We have come to the conclusion that we have to figure out a way to remove some of the daily tasks on a farm. We want people to work with the pigs where they can make the most impact, not carrying a feed scoop or a power washer wand. We are trying to automate as much as we can where it makes sense.
What’s really important is retaining labor once you get it. If you are always having a hard time finding labor, the worst thing you can do is lose the labor you have. Make a work place they want to show up to every day. Give them a job they can feel good about. Pay them a wage they can live on and provide benefits. Those are all important things. You have to be able to retain. Getting them engaged has been a big focus for us. An engaged employee does a good job and they feel good at the end of the day.
SF: You graduated from Iowa State University College of Veterinary Medicine in 2013. What has surprised you since graduation?
PT: You realize veterinary medicine is not as simple as treating disease. Oftentimes, there is not one answer. What works one time doesn’t always work. You are making health decisions in the context of a pig population, a farm, and a business. We are helping people understand what they need to do. The best plan doesn’t really matter if it doesn’t get executed. You have to communicate effectively. Help people understand why your recommendations make sense.
SF: Why did you decide to specialize in swine health?
PT: Even though I grew up on a farrow-to-finish hog farm and I like working with pigs, I was still on the fence in vet school. I didn’t know what a modern swine veterinarian did. As I got exposed to farms through internships and the Iowa State faculty, I saw that the swine industry is data driven. Decisions are made using financial, production, and health information. Swine farmers expect you to justify your recommendations and they respond positively to the evidence when you do. It’s nice to work in an industry that values information and the decisions you make.
SF: You are an instructor for Iowa State’s Swine Medicine Education Center. What are you teaching vet students?
PT: They come here for a production consulting course. They learn how sow farms and grow-finish farms operate individually and at the system level. They are learning about the financial side to raising pigs. Health, weather, the natural cycles of the animals, and demand for pork all combine to affect pig prices. You are working for a client and they need to make money. If you don’t understand what drives their business, it’s more difficult to bring value. If you understand how the business works, how they make money, and where their constraints are, you can be more helpful to them. You can provide solutions and give them recommendations that take those constraints into account so they make the best decision for the health of their animals and the health of their business.
SF: What is important for farmers to understand about veterinary medicine?
PT: The cost per pig of veterinary medicine is very small, but it has an enormous impact. When health is good, you can make money.
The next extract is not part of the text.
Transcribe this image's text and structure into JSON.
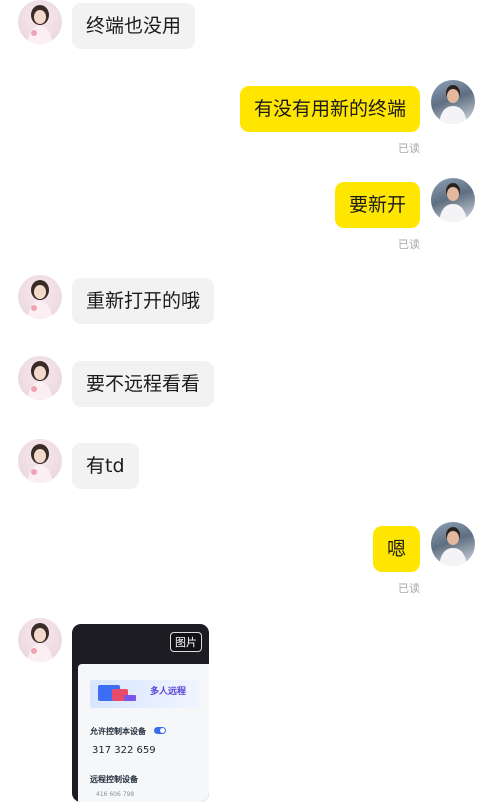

When health is bad, you can’t make money because you can’t make pigs. It’s important to understand the value that a veterinarian can bring. The cost for the return on that dollar spent is enormous. It’s a small amount per animal, and it can have huge benefits.